It is important to serve them sufficient fresh and clean water according to their demand.

Housing and shelter
Highly meat productive goat breeds need a house or shelter for taking rest, ruminating and staying at night because they are sensitive to extreme weather conditions such as heat and cold weather.
Farmers can make the shelter from simple material like off cut wood and ensure the ventilation is good to allow free aeration.

The floor has to be elevated for easy cleaning which must be done on daily basis to avoid accumulated urine and feces, a major cause of pneumonia.
Always make sure the shelter faces the direction where the wind is blowing from to avoid destruction of the roof.
Ensure sufficient flow of fresh air and light inside the house. It is important to keep hygiene by cleaning the shelter every other time.

Major diseases and healthcare
The diseases which commonly affect farmer’s goats countrywide are categorized as tick bone diseases which include heart water which causes high temperature thereby destroying organs in the chest.
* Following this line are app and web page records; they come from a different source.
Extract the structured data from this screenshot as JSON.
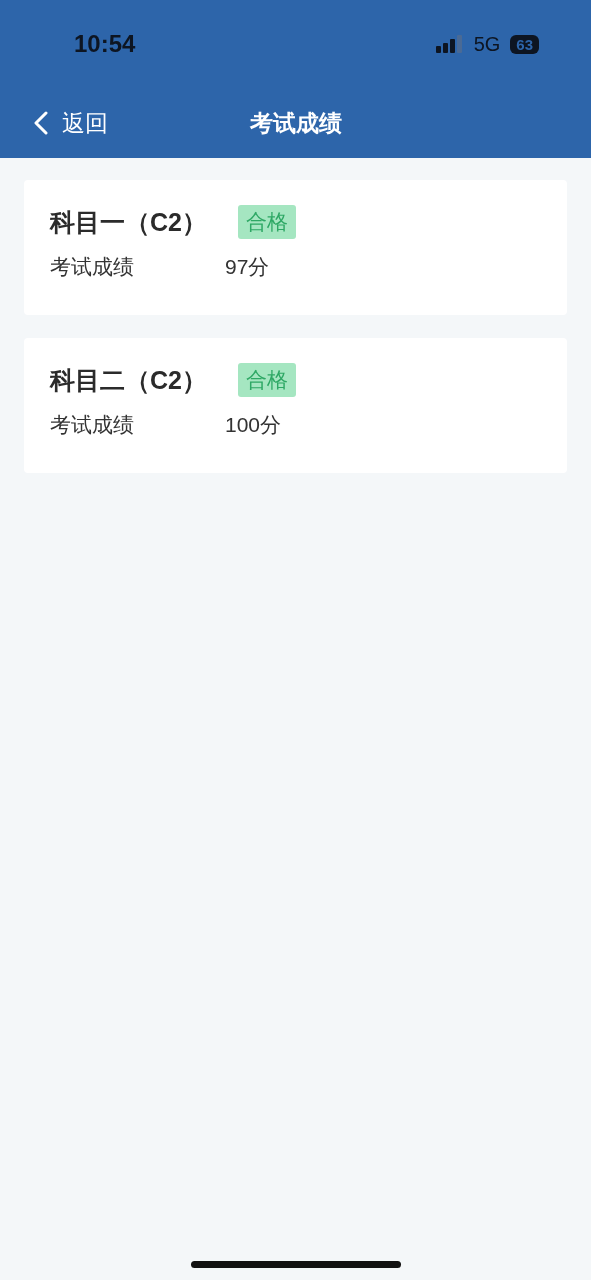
{
  "status_bar": {
    "time": "10:54",
    "network": "5G",
    "battery": "63"
  },
  "nav_bar": {
    "back": "返回",
    "title": "考试成绩"
  },
  "results": [
    {
      "subject": "科目一（C2）",
      "badge": "合格",
      "label": "考试成绩",
      "score": "97分"
    },
    {
      "subject": "科目二（C2）",
      "badge": "合格",
      "label": "考试成绩",
      "score": "100分"
    }
  ]
}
The others are Anaplasmosis and Babesiosis with similar symptoms.

These can be controlled by spraying the ticks twice a week using appropriate acaricides.
This must be done after consulting veterinary personnel for the right diagnostics.

Other major diseases are those caused by helminthes such as gastro internal parasites which include haemoncashus worm which sucks the blood of the infected animal thereby causing anemia conditions.

This causes dehydration thereby retarding growth of the animal and eventual death.
Farmers are advised to deworm the animals with drugs such as Albendazole and Levermisole as prescribed by the Veterinary Doctor.
Another category is goat disease called Enterotoxaemia which is a toxin caused by bacterial infection affecting the intestines.
This can be controlled by vaccinating the animals with toxipra vaccine. It is a deadly disease which infects healthy animals that are prone to die instantly.

Animals must be vaccinated twice a year and the pregnant ones must be vaccinated 3 weeks to giving birth.

There common diseases which affect goats and most farmers are aware about them and they include Brucellosis, Peste des petits ruminant (PPR) which almost wiped out goats in Uganda and Contagious Caprine Pleuropneumonia (CCPP). These diseases lead to animals suffering from flue, diarrhea and causing abortion in pregnant animals.

Farmers are advised to administer appropriate vaccines against these diseases as prescribed by the veterinary Doctor.